According to the FAO, anchovy and sardine made up 13% of global catch in 2012. These small fish are consumed by humans, marine mammals, seabirds, squid, and other fish. They are also used for aquaculture feed, industrial oil, and health supplements. “Climate, Anchovy, and Sardine” a new study in the Annual Review of Marine Science, co-authored by Nereus Alumni Rebecca Asch (Princeton University) and Ryan Rykaczewski (University of South Carolina), reviews the past, present, and future of anchovy and sardine.
The first section outlines the evolution and historic populations of anchovy and sardine, it also looks at the similarities and differences in their biologies and migration patterns. The current understandings section reviews how these fish species relate to their environments, including effects of nitrogen supply and upwelling systems, and understandings of current stock fluctuations.
Finally, the paper looks at how climate change may affect anchovy and sardine through ocean warming, acidification, habitat compression, nutrient supply, phenology, and changes in the food web and demands for aquaculture. The paper includes recommended actions for management and policy decisions.
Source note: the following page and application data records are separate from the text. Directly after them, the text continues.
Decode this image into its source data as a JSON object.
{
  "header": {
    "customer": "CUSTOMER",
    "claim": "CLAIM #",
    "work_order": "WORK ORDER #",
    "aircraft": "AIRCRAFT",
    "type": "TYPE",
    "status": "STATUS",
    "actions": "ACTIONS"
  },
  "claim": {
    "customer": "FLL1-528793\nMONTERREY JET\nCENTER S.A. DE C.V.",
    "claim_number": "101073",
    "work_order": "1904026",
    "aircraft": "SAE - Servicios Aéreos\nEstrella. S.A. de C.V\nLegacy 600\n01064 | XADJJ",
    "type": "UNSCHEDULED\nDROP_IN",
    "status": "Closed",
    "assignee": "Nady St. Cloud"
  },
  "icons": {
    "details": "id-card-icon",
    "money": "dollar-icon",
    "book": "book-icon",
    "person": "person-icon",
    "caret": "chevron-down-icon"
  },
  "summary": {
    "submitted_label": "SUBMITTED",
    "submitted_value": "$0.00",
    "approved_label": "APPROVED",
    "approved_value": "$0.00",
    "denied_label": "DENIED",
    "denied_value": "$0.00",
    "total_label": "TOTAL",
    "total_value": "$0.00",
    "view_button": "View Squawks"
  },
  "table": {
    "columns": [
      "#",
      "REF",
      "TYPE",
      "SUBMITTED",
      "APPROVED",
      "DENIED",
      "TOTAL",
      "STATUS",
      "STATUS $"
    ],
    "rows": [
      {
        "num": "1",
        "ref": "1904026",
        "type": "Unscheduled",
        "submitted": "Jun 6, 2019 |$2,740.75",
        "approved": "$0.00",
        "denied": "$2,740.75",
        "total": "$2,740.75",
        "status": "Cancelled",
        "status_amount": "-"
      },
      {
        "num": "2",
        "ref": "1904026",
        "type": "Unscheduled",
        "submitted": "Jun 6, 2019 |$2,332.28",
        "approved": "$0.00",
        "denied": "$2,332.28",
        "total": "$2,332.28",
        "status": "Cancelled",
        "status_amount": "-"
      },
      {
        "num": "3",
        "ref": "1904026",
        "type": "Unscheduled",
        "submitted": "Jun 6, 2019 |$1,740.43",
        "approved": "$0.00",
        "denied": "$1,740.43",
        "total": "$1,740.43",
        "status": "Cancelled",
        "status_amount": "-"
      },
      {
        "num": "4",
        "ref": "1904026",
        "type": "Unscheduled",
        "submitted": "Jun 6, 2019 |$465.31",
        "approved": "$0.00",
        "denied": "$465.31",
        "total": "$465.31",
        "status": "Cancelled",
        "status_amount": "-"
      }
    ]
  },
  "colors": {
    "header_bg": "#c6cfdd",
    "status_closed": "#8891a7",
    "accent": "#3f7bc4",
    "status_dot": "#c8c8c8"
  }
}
Anchovy and sardine populated productive ocean regions over hundreds of thousands of years under a naturally varying climate, and are now subject to climate change of equal or greater magnitude occurring over decades to centuries. We hypothesize that anchovy and sardine populations are limited in size by the supply of nitrogen from outside their habitats originating from upwelling, mixing, and rivers. Projections of the responses of anchovy and sardine to climate change rely on a range of model types and consideration of the effects of climate on lower trophic levels, the effects of fishing on higher trophic levels, and the traits of these two types of fish. Distribution, phenology, nutrient supply, plankton composition and production, habitat compression, fishing, and acclimation and adaptation may be affected by ocean warming, acidification, deoxygenation, and altered hydrology. Observations of populations and evaluation of model skill are essential to resolve the effects of climate change on these fish.